Now we can rent that surfboard, camping equipment or bike, choosing only to buy what we use regularly, and avoid cluttering up our homes with underutilised items. Shimmy provides access to limitless experiences regardless of whether you’re on a budget, have limited storage space or simply want to try something new.
And storage is important! According to recent findings, more and more people are saying no to mansions and choosing to live in smaller, more compact spaces. From cities where space is a commodity in high demand to more rural areas where many are making the decision to live on a smaller scale, whether it be in a shipping container or a micro home. Minimalism goes hand in hand with the small space living trend, both promoting similar lifestyle changes.
Fast fashion, sale chasing and compulsive buying behaviour; we are all guilty of buying cheap, trendy items that we will only wear for one season or going on a shopping spree at Kmart to redecorate our homes on a budget.
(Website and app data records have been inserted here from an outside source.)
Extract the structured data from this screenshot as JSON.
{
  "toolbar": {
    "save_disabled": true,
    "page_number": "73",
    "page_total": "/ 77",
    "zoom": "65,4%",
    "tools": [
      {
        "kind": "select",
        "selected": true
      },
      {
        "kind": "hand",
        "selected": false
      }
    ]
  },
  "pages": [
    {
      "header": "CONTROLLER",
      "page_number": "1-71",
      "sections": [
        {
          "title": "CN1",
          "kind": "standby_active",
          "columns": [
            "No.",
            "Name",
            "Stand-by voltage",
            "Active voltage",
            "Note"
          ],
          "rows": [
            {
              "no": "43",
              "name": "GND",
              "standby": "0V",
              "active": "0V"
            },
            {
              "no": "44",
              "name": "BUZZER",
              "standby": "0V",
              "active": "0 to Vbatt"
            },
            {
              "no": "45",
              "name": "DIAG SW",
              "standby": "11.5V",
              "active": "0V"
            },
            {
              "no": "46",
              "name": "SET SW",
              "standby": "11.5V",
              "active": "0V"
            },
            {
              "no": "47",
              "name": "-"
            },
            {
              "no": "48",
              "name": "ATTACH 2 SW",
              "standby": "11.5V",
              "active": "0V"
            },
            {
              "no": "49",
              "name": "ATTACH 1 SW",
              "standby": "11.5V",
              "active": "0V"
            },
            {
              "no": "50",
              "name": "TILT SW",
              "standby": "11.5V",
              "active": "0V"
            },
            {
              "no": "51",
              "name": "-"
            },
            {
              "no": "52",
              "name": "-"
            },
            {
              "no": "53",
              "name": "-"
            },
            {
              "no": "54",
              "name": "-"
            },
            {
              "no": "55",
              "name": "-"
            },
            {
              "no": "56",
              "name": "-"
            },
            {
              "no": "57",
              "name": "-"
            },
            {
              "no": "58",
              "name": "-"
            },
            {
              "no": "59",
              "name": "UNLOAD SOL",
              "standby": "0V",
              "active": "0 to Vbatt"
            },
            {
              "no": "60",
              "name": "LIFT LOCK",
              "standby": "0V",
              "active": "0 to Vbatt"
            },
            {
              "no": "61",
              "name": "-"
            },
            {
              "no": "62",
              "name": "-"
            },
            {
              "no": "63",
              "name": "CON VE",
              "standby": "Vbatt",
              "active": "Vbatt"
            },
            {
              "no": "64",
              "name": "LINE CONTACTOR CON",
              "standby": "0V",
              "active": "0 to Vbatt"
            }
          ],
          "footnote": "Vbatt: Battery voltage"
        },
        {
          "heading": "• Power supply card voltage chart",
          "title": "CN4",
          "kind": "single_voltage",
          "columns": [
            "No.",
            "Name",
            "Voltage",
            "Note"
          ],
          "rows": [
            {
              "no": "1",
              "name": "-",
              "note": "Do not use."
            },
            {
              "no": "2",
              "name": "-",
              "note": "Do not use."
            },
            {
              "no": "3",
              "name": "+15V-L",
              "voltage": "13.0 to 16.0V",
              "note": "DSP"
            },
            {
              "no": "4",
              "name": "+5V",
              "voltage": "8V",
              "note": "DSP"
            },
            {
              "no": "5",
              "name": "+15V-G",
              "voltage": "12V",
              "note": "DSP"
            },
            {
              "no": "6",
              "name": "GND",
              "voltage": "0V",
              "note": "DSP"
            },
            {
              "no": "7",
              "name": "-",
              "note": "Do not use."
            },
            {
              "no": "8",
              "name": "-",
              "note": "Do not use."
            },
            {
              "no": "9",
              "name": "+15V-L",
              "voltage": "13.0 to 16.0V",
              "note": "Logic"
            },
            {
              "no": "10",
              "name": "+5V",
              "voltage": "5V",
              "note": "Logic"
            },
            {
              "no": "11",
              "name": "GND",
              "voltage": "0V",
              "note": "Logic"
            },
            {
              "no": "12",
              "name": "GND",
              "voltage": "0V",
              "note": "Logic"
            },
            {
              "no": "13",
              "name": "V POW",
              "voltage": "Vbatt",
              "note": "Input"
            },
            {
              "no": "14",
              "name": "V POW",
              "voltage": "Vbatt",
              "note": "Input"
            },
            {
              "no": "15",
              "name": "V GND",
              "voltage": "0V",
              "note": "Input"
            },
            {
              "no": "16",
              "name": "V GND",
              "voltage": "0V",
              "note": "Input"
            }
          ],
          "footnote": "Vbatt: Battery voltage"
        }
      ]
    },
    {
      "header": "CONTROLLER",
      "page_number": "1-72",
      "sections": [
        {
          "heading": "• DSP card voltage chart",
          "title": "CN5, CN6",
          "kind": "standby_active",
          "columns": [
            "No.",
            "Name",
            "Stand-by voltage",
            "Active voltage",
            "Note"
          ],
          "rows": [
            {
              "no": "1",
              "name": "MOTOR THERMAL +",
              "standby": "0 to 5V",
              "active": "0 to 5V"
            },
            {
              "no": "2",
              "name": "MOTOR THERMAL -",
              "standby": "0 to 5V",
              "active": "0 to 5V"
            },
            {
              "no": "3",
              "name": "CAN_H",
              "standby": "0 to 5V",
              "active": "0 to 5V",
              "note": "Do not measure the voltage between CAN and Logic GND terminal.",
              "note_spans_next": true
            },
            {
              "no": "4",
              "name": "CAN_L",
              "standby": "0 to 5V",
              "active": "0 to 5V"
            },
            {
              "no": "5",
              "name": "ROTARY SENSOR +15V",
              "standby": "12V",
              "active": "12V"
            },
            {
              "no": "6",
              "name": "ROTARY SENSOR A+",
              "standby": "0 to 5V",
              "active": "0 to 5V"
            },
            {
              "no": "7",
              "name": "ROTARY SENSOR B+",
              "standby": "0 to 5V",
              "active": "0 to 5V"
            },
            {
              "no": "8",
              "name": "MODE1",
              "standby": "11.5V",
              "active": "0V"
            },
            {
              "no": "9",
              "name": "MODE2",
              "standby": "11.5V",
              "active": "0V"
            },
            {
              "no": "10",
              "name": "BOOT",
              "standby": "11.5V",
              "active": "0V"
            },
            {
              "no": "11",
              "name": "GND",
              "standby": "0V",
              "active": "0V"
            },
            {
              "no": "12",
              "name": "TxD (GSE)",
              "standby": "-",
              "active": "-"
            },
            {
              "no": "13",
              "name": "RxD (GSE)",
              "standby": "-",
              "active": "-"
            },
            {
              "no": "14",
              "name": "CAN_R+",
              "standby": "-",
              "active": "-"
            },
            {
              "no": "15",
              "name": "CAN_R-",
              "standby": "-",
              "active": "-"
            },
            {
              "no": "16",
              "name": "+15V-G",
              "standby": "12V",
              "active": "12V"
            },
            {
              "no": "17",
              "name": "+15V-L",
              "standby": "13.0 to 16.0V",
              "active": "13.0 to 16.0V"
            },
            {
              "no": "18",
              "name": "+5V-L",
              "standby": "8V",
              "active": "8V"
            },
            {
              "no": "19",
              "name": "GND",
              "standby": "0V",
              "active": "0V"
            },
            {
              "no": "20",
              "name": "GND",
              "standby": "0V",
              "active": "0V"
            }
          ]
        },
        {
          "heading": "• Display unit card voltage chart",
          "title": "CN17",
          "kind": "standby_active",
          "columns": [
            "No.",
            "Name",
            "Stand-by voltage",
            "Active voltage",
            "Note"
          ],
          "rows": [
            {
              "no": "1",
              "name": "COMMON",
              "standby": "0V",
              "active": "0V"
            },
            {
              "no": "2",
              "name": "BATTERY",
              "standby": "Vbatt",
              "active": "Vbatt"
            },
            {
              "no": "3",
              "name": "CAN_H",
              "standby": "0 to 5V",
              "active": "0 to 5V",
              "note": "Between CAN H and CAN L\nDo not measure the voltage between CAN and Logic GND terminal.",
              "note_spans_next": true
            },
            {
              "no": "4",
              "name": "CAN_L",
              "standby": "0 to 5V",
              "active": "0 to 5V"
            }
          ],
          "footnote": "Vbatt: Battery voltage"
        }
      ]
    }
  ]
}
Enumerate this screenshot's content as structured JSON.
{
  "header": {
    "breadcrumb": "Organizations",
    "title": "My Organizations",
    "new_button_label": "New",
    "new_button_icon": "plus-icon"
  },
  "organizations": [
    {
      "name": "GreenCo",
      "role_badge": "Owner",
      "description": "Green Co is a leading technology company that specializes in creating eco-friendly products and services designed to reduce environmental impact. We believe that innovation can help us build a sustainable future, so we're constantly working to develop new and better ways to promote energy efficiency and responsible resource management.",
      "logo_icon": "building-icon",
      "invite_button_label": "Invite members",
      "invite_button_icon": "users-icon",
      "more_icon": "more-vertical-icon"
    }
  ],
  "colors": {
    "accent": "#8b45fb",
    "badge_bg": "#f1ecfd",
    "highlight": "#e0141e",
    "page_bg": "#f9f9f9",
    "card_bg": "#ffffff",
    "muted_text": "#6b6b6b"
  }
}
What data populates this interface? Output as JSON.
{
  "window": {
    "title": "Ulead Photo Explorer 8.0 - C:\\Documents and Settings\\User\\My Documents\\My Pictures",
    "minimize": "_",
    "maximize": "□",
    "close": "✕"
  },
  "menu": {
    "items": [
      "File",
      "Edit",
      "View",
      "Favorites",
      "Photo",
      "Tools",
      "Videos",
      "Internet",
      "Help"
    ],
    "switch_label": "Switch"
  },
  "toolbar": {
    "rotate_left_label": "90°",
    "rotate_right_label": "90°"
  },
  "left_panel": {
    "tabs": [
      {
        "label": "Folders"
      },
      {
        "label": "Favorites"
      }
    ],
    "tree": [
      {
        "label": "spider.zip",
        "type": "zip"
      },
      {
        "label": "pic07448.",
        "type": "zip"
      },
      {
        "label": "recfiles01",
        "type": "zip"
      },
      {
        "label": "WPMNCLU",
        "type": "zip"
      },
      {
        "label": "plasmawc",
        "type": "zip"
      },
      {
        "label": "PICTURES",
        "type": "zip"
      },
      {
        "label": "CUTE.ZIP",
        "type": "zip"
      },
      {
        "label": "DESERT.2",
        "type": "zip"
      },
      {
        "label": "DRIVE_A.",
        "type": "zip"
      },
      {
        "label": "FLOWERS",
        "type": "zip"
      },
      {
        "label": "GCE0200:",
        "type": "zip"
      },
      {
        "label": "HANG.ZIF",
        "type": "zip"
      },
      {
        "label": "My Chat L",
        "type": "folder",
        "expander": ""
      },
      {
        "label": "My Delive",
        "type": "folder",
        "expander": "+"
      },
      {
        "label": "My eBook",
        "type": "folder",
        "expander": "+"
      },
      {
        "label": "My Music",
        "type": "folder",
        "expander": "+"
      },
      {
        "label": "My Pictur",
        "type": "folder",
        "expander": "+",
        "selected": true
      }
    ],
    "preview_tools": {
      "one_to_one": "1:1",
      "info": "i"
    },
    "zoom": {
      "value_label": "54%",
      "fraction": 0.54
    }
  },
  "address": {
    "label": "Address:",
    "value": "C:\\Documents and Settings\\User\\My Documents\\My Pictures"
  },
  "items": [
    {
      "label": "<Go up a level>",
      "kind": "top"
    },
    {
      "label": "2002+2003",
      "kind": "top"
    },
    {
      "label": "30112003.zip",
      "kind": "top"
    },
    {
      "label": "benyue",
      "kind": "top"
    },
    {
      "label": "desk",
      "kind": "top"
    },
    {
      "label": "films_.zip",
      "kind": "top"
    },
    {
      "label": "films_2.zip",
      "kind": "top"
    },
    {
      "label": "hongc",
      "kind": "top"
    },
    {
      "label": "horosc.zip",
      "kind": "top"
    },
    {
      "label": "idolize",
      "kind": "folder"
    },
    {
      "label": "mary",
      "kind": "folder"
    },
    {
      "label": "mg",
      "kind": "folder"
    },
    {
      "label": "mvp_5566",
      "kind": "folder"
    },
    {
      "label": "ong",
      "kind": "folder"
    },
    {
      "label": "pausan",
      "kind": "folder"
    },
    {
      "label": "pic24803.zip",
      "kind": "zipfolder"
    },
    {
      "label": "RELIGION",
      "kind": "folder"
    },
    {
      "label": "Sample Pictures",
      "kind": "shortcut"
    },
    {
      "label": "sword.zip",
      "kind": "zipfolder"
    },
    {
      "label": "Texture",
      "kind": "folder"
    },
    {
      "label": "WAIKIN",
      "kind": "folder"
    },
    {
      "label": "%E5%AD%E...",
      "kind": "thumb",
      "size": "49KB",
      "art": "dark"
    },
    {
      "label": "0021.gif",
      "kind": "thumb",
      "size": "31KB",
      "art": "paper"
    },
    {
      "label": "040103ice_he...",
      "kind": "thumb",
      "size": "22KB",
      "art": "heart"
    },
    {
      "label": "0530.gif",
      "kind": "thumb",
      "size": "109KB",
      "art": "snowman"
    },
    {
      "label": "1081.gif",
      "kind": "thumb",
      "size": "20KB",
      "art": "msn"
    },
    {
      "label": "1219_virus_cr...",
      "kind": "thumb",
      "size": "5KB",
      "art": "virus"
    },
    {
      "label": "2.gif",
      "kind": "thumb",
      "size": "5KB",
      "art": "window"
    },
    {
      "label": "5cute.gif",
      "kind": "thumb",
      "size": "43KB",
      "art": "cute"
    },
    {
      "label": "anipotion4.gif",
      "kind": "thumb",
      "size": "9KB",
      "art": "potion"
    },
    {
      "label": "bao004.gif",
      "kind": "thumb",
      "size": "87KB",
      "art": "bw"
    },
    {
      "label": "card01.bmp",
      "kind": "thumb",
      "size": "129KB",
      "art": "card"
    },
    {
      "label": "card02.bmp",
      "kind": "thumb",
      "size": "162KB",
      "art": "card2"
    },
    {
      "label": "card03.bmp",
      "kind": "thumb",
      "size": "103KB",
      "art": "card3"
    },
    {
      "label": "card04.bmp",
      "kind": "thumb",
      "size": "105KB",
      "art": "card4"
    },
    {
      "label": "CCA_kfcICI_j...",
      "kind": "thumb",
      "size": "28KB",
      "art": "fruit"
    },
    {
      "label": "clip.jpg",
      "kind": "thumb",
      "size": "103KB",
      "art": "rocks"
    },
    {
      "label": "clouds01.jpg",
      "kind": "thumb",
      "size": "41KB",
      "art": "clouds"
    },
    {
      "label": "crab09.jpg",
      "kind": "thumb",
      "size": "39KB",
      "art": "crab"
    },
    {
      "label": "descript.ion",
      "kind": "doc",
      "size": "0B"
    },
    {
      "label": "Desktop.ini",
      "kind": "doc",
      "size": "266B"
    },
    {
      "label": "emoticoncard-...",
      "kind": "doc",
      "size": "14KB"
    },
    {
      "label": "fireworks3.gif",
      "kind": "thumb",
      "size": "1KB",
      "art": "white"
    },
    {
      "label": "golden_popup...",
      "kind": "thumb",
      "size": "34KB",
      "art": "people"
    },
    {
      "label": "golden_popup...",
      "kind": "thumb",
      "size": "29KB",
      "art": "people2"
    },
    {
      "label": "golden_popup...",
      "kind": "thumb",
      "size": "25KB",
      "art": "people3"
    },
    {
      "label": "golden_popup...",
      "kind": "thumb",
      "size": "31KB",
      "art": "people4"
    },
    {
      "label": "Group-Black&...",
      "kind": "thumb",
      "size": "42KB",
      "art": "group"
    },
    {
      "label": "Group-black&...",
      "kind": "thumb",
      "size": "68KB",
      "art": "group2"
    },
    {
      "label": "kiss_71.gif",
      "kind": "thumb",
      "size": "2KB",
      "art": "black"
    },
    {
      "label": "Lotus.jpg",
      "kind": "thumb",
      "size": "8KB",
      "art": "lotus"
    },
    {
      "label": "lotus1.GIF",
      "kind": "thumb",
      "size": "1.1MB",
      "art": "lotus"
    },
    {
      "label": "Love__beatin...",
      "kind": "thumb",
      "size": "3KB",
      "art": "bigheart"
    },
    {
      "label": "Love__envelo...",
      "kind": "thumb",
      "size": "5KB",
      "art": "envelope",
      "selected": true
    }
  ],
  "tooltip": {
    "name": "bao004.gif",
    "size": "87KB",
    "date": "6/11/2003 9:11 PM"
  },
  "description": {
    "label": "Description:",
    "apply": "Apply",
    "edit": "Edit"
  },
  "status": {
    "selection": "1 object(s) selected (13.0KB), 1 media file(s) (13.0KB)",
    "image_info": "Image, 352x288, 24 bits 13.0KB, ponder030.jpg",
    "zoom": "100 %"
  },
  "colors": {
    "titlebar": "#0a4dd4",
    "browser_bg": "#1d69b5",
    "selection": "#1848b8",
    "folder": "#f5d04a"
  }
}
A study has shown that household consumption is responsible for 60- 80 percent of negative impacts on the environment (Ivanova, 2016). Yes, believe it or not that is worse than plastic straws, in fact it’s worse than fuel emissions!
While, we could blame manufacturers for tempting our spending habit with constant promotions and eye catching advertisements, we as consumers must take further responsibility for what we choose to purchase.
Minimalism is not only beneficial to your mental clarity but is also guaranteed to dramatically reduce your carbon footprint. The act of purging our unnecessary possessions is shown to have positive effects on anxiety as well as your bank account. A win win for me! When you have less stuff tying you down you have more freedom to travel, embrace spontaneity and focus on what really matters to you.
Imagine being able to pack all of your belongings into the back of your car and drive anywhere you want to go. This is the freedom that a minimalist lifestyle can grant you. And it frees up some funds while you’re at it.
Sharing economy-based companies such as Shimmy allow you to access anything you could ever want or need without imposing on your space, finances or the environment.
Need a dress for a black-tie event? A tent for your annual camping trip? A barbeque and outdoor seating for a Summer party? It’s no wonder that sharing economies are being driven by millennials; because let’s face it, if we don’t start it, who will?